In the model plant Arabidopsis thaliana dormancy is induced during the seed maturation phase and is highest in freshly harvested seeds. The dormancy block on germination is removed by imbibing seeds at low temperatures (stratification). In nature this ensures that seeds only germinate in spring when conditions are good for growth. Dormancy is also removed following prolonged periods of dry storage referred to as after-ripening. Two plant hormones play a crucial, antagonistic role in regulating dormancy/germination: abscisic acid (ABA) promotes dormancy and inhibits germination, whereas gibberellin (GA) promotes germination. We have made a number of important discoveries about the underlying molecular mechanisms associated with the control of seed dormancy and germination including identifying how transcription factors such as SPATULA, DELLAS, ABA-INSENSITIVE-4 and MOTHER-OF-FT influence dormancy in developing seeds (Vaistij et al., 2013). We have also discovered that a lipid based signalling molecule, OPDA, interacts with ABA to regulate seed dormancy (Dave et al., 2011; Dave and Graham, 2012).
Our investigations are now focussed on how these different regulatory components interact to control seed dormancy and germination. This PhD studentship will further our knowledge of seed germination in Arabidopsis and should also lead to the identification of key genes that can be targeted for crop improvement. Techniques such as chromatin-immuno precipitation (ChIP) will be used to identify the targets of transcription factors that we know play a key role in the control of germination based on mutant phenotypes. Resulting data will be compared with transcriptomic datasets from mutant and wild type plants to identify common gene targets. The student will receive a comprehensive training in seed biology, molecular genetics and bioinformatic analysis of large datasets.

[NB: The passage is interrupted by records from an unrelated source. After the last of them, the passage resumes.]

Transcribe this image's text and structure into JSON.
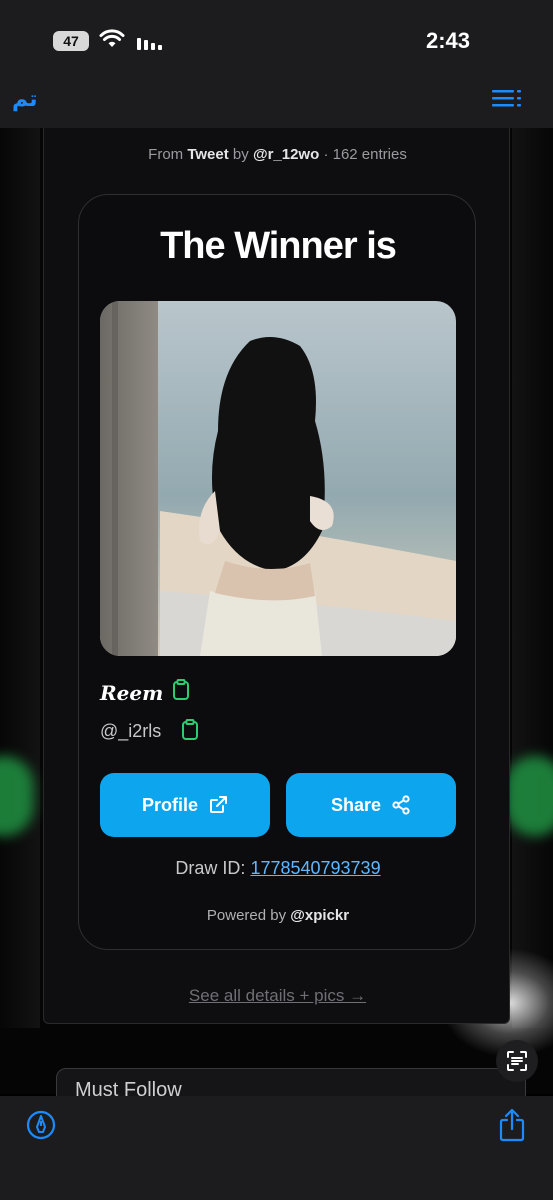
{
  "status_bar": {
    "battery": "47",
    "time": "2:43"
  },
  "nav": {
    "done_label": "تم",
    "menu_icon": "list-menu-icon"
  },
  "source": {
    "prefix": "From",
    "platform": "Tweet",
    "by": "by",
    "author": "@r_12wo",
    "entries": "· 162 entries"
  },
  "card": {
    "title": "The Winner is",
    "winner_name": "Reem",
    "winner_handle": "@_i2rls",
    "profile_label": "Profile",
    "share_label": "Share",
    "draw_label": "Draw ID:",
    "draw_id": "1778540793739",
    "powered_prefix": "Powered by",
    "powered_brand": "@xpickr"
  },
  "details_link": "See all details + pics →",
  "background": {
    "must_follow": "Must Follow"
  },
  "colors": {
    "accent": "#0ea5ef",
    "link": "#5eb8ff",
    "ios_blue": "#1a8cff",
    "copy_green": "#2ecc71"
  }
}
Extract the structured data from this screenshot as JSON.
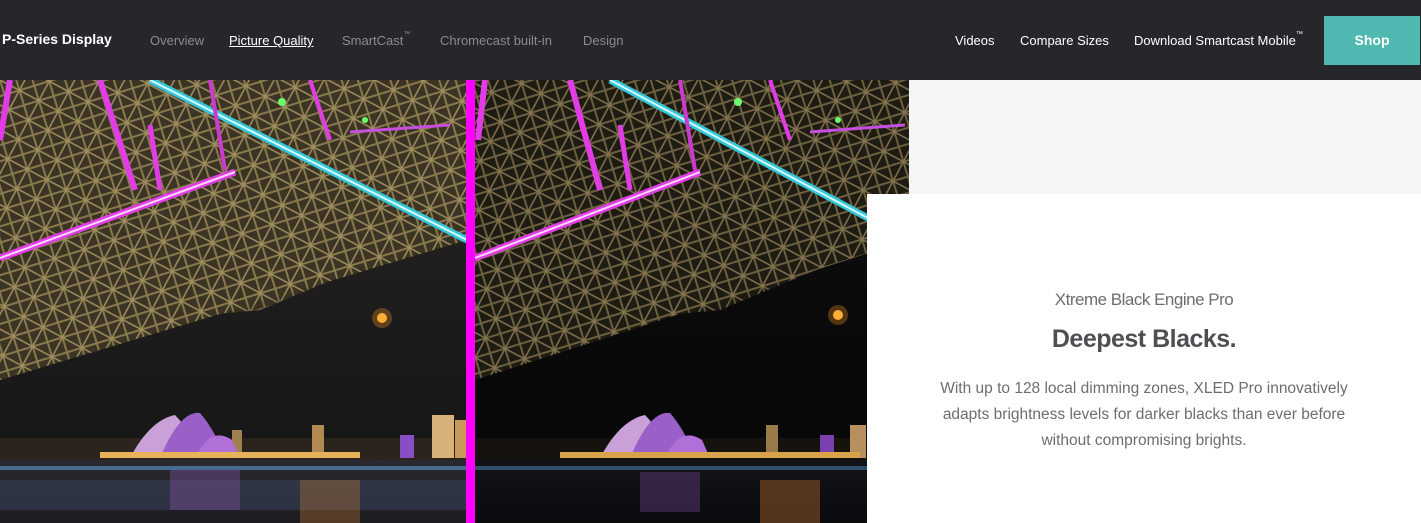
{
  "nav": {
    "brand": "P-Series Display",
    "links": [
      "Overview",
      "Picture Quality",
      "SmartCast",
      "Chromecast built-in",
      "Design"
    ],
    "active_link": "Picture Quality",
    "right_links": [
      "Videos",
      "Compare Sizes",
      "Download Smartcast Mobile"
    ],
    "trademark": "™",
    "shop_label": "Shop"
  },
  "feature": {
    "eyebrow": "Xtreme Black Engine Pro",
    "headline": "Deepest Blacks.",
    "description": "With up to 128 local dimming zones, XLED Pro innovatively adapts brightness levels for darker blacks than ever before without compromising brights."
  },
  "colors": {
    "nav_bg": "#26272a",
    "accent": "#4fb8b0",
    "divider": "#ff00ff",
    "text_dark": "#4d4f52",
    "text_muted": "#6b6d70"
  },
  "icons": {
    "comparison_divider": "vertical-bar"
  }
}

Dave, A., Hernandez, L., He, Z., Andriotis, V.M., Vaistij, F.E., Larson, T.R., Graham, I.A. (2011). 12-oxo-phytodienoic acid (OPDA) accumulation during seed development represses seed germination in Arabidopsis. Plant Cell, 23: 583-599.
Dave, A. and Graham, I.A. (2012). Oxylipin signaling: a distinct role for the jasmonic acid precursor cis-(+)-12-oxo-phytodienoic acid (cis-OPDA). Frontiers in Plant Science, 3: 1-6.

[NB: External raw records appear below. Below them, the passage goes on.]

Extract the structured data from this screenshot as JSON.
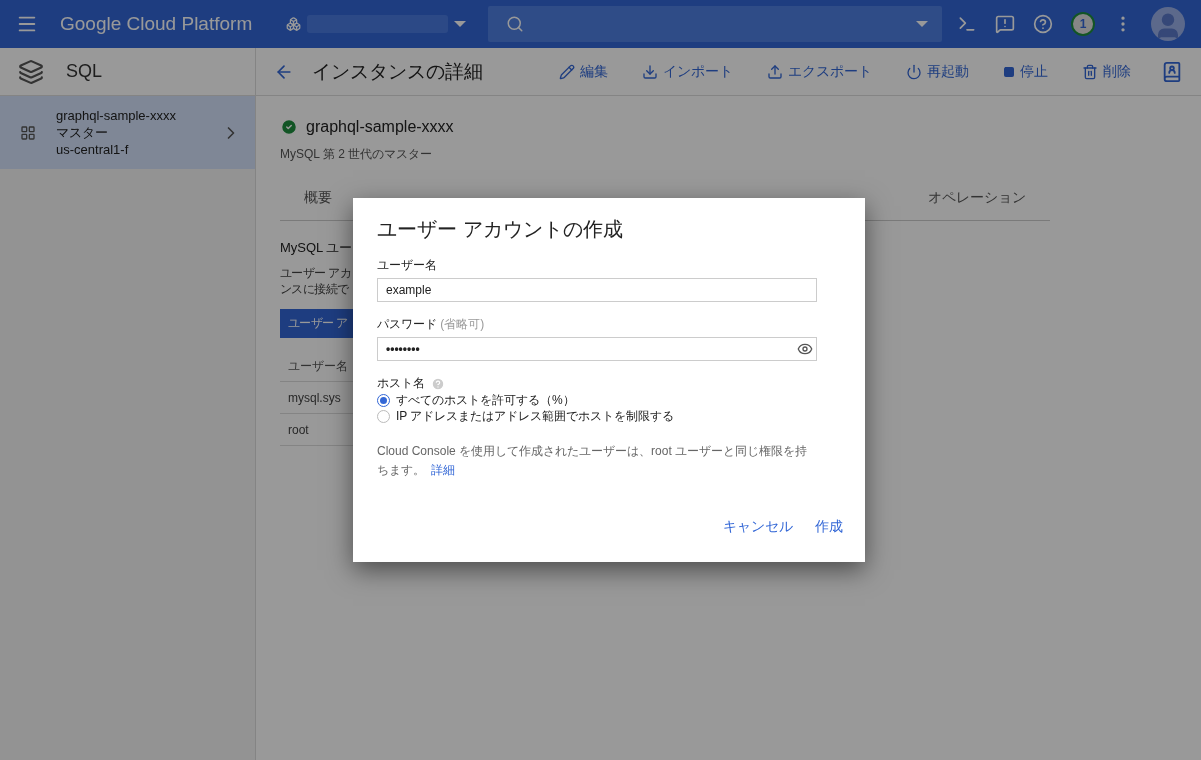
{
  "header": {
    "title": "Google Cloud Platform",
    "notifications": "1"
  },
  "sidebar": {
    "product": "SQL",
    "items": [
      {
        "name": "graphql-sample-xxxx",
        "role": "マスター",
        "zone": "us-central1-f",
        "selected": true
      }
    ]
  },
  "toolbar": {
    "title": "インスタンスの詳細",
    "actions": [
      {
        "label": "編集",
        "kind": "edit"
      },
      {
        "label": "インポート",
        "kind": "import"
      },
      {
        "label": "エクスポート",
        "kind": "export"
      },
      {
        "label": "再起動",
        "kind": "restart"
      },
      {
        "label": "停止",
        "kind": "stop"
      },
      {
        "label": "削除",
        "kind": "delete"
      }
    ]
  },
  "instance": {
    "name": "graphql-sample-xxxx",
    "healthy": true,
    "description": "MySQL 第 2 世代のマスター"
  },
  "tabs": [
    {
      "label": "概要",
      "selected": false
    },
    {
      "label": "オペレーション",
      "selected": false
    }
  ],
  "users_section": {
    "heading": "MySQL ユー",
    "description_lines": [
      "ユーザー アカ",
      "ンスに接続で"
    ],
    "add_button": "ユーザー ア",
    "table": {
      "columns": [
        "ユーザー名"
      ],
      "rows": [
        [
          "mysql.sys"
        ],
        [
          "root"
        ]
      ]
    }
  },
  "dialog": {
    "title": "ユーザー アカウントの作成",
    "username": {
      "label": "ユーザー名",
      "value": "example"
    },
    "password": {
      "label": "パスワード",
      "hint": "(省略可)",
      "value": "••••••••"
    },
    "host": {
      "label": "ホスト名",
      "options": [
        {
          "label": "すべてのホストを許可する（%）",
          "selected": true
        },
        {
          "label": "IP アドレスまたはアドレス範囲でホストを制限する",
          "selected": false
        }
      ]
    },
    "note": "Cloud Console を使用して作成されたユーザーは、root ユーザーと同じ権限を持ちます。",
    "link": "詳細",
    "buttons": [
      "キャンセル",
      "作成"
    ]
  }
}
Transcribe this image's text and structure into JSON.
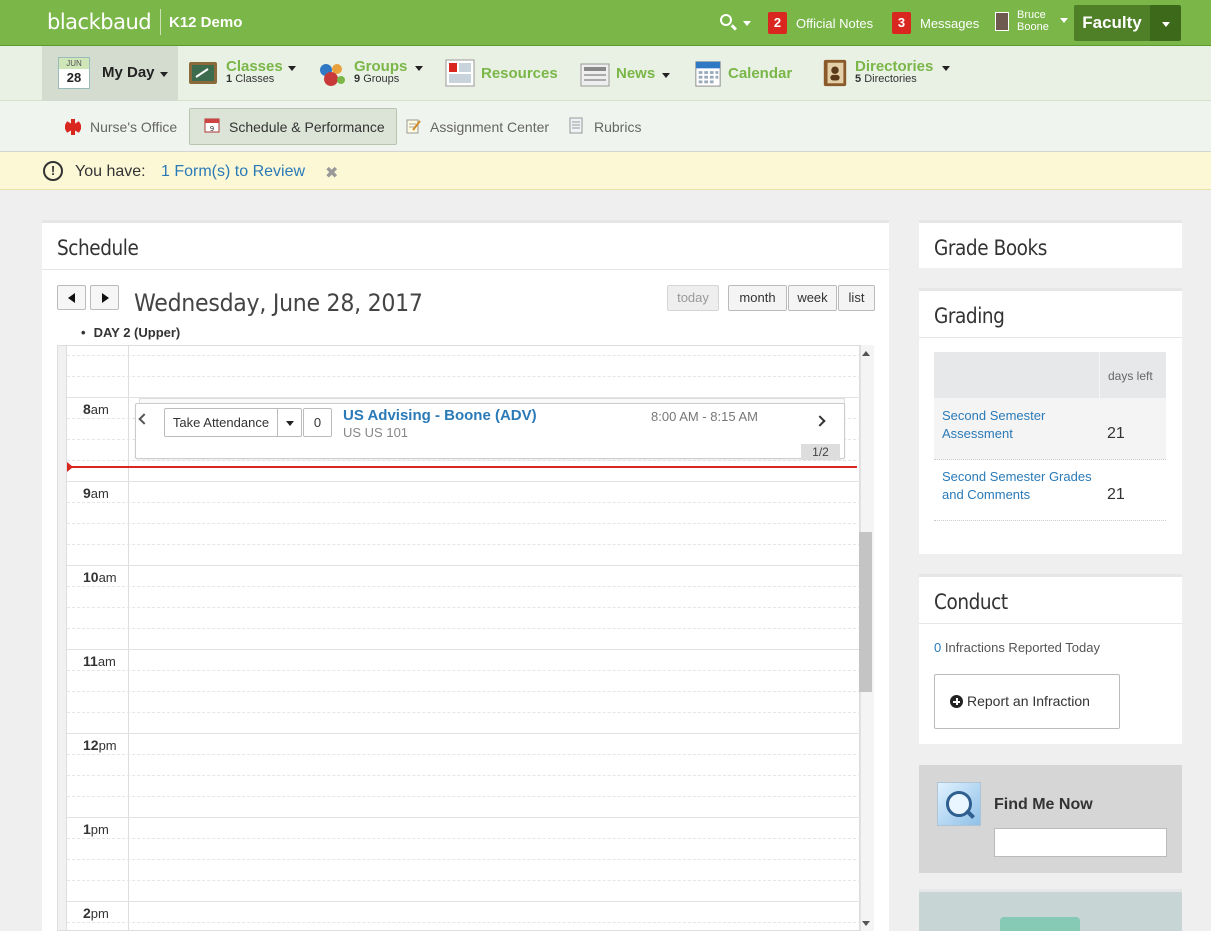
{
  "topbar": {
    "brand": "blackbaud",
    "brand_sub": "K12 Demo",
    "official_notes_count": "2",
    "official_notes_label": "Official Notes",
    "messages_count": "3",
    "messages_label": "Messages",
    "user_first": "Bruce",
    "user_last": "Boone",
    "role": "Faculty",
    "colors": {
      "bar": "#7ab648",
      "badge": "#d9271f",
      "role_button": "#4f7f26"
    }
  },
  "mainnav": {
    "myday": {
      "cal_month": "JUN",
      "cal_day": "28",
      "label": "My Day"
    },
    "classes": {
      "label": "Classes",
      "count": "1",
      "sub": "Classes"
    },
    "groups": {
      "label": "Groups",
      "count": "9",
      "sub": "Groups"
    },
    "resources": {
      "label": "Resources"
    },
    "news": {
      "label": "News"
    },
    "calendar": {
      "label": "Calendar"
    },
    "directories": {
      "label": "Directories",
      "count": "5",
      "sub": "Directories"
    }
  },
  "subnav": {
    "items": [
      {
        "label": "Nurse's Office",
        "icon": "red-cross-icon"
      },
      {
        "label": "Schedule & Performance",
        "icon": "calendar-icon",
        "active": true
      },
      {
        "label": "Assignment Center",
        "icon": "notepad-icon"
      },
      {
        "label": "Rubrics",
        "icon": "document-icon"
      }
    ]
  },
  "alert": {
    "prefix": "You have:",
    "link": "1 Form(s) to Review",
    "close": "✖"
  },
  "schedule": {
    "title": "Schedule",
    "date": "Wednesday, June 28, 2017",
    "views": {
      "today": "today",
      "month": "month",
      "week": "week",
      "list": "list"
    },
    "day_label": "DAY 2 (Upper)",
    "hours": [
      {
        "num": "8",
        "suffix": "am"
      },
      {
        "num": "9",
        "suffix": "am"
      },
      {
        "num": "10",
        "suffix": "am"
      },
      {
        "num": "11",
        "suffix": "am"
      },
      {
        "num": "12",
        "suffix": "pm"
      },
      {
        "num": "1",
        "suffix": "pm"
      },
      {
        "num": "2",
        "suffix": "pm"
      }
    ],
    "event": {
      "attendance_label": "Take Attendance",
      "count": "0",
      "title": "US Advising - Boone (ADV)",
      "subtitle": "US US 101",
      "time": "8:00 AM - 8:15 AM",
      "pager": "1/2"
    }
  },
  "gradebooks": {
    "title": "Grade Books"
  },
  "grading": {
    "title": "Grading",
    "col_days_left": "days left",
    "rows": [
      {
        "name": "Second Semester Assessment",
        "days": "21"
      },
      {
        "name": "Second Semester Grades and Comments",
        "days": "21"
      }
    ]
  },
  "conduct": {
    "title": "Conduct",
    "count": "0",
    "text": " Infractions Reported Today",
    "button": "Report an Infraction"
  },
  "findme": {
    "label": "Find Me Now",
    "value": ""
  }
}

Vaistij, F.E., Gan, Y., Penfield, S.D., Gilday, A., Dave, A., He, Z., Josse, E-M., Choi, J., Halliday, K.J. and Graham, I.A. (2013). Differential control of seed primary dormancy in Arabidopsis ecotypes by the transcription factor SPATULA. Proceedings of the National Academy of Sciences USA, 110: 10866-71.

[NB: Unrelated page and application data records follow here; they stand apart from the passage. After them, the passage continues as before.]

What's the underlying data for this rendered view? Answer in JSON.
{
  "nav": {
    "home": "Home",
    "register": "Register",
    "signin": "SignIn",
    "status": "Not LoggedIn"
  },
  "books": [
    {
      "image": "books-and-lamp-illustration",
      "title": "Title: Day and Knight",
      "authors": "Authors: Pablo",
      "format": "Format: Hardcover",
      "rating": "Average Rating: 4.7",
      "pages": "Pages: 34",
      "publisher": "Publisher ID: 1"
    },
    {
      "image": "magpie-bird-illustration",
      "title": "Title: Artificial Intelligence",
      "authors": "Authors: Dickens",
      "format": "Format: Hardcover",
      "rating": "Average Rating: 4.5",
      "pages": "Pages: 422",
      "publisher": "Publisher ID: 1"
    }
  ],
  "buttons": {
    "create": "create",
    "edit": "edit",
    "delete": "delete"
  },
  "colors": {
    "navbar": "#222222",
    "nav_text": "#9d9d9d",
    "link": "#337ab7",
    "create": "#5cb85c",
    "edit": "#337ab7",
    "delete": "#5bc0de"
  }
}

For further information please see: http://www.york.ac.uk/biology/centrefornovelagriculturalproducts/training/